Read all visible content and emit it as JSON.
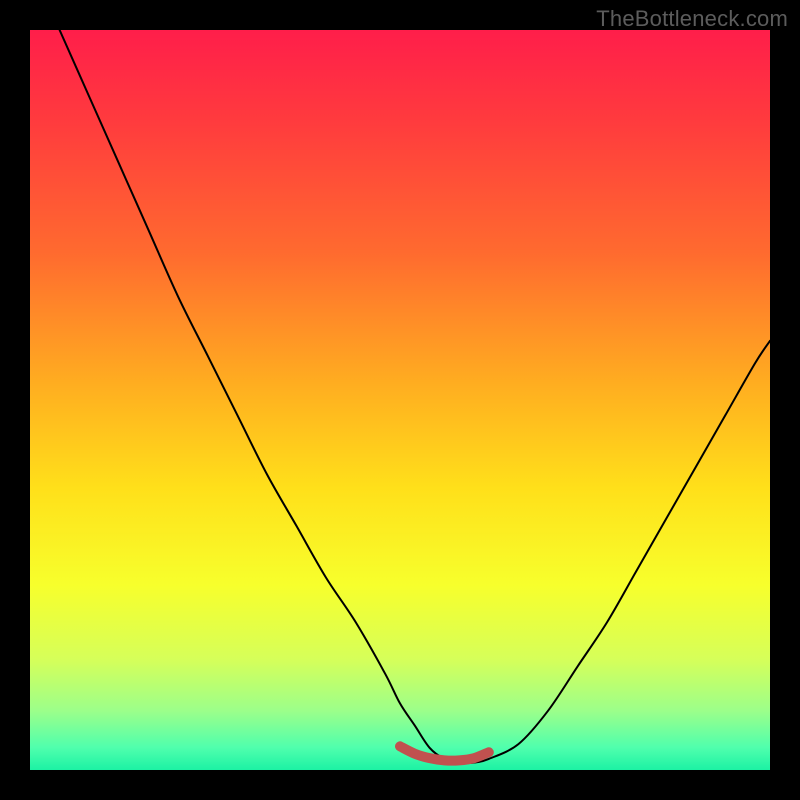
{
  "watermark": "TheBottleneck.com",
  "colors": {
    "frame": "#000000",
    "curve": "#000000",
    "highlight": "#c1514f",
    "gradient_stops": [
      {
        "offset": 0.0,
        "color": "#ff1e4a"
      },
      {
        "offset": 0.12,
        "color": "#ff3a3e"
      },
      {
        "offset": 0.3,
        "color": "#ff6a2f"
      },
      {
        "offset": 0.48,
        "color": "#ffae20"
      },
      {
        "offset": 0.62,
        "color": "#ffe01a"
      },
      {
        "offset": 0.75,
        "color": "#f7ff2c"
      },
      {
        "offset": 0.85,
        "color": "#d6ff59"
      },
      {
        "offset": 0.92,
        "color": "#9cff8a"
      },
      {
        "offset": 0.97,
        "color": "#4fffad"
      },
      {
        "offset": 1.0,
        "color": "#1cf2a4"
      }
    ]
  },
  "chart_data": {
    "type": "line",
    "title": "",
    "xlabel": "",
    "ylabel": "",
    "xlim": [
      0,
      100
    ],
    "ylim": [
      0,
      100
    ],
    "series": [
      {
        "name": "bottleneck-curve",
        "x": [
          4,
          8,
          12,
          16,
          20,
          24,
          28,
          32,
          36,
          40,
          44,
          48,
          50,
          52,
          54,
          56,
          58,
          60,
          62,
          66,
          70,
          74,
          78,
          82,
          86,
          90,
          94,
          98,
          100
        ],
        "y": [
          100,
          91,
          82,
          73,
          64,
          56,
          48,
          40,
          33,
          26,
          20,
          13,
          9,
          6,
          3,
          1.5,
          1,
          1,
          1.5,
          3.5,
          8,
          14,
          20,
          27,
          34,
          41,
          48,
          55,
          58
        ]
      }
    ],
    "highlight_segment": {
      "name": "near-minimum",
      "x": [
        50,
        52,
        54,
        56,
        58,
        60,
        62
      ],
      "y": [
        3.2,
        2.2,
        1.6,
        1.3,
        1.3,
        1.6,
        2.4
      ]
    }
  }
}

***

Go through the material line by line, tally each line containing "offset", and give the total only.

10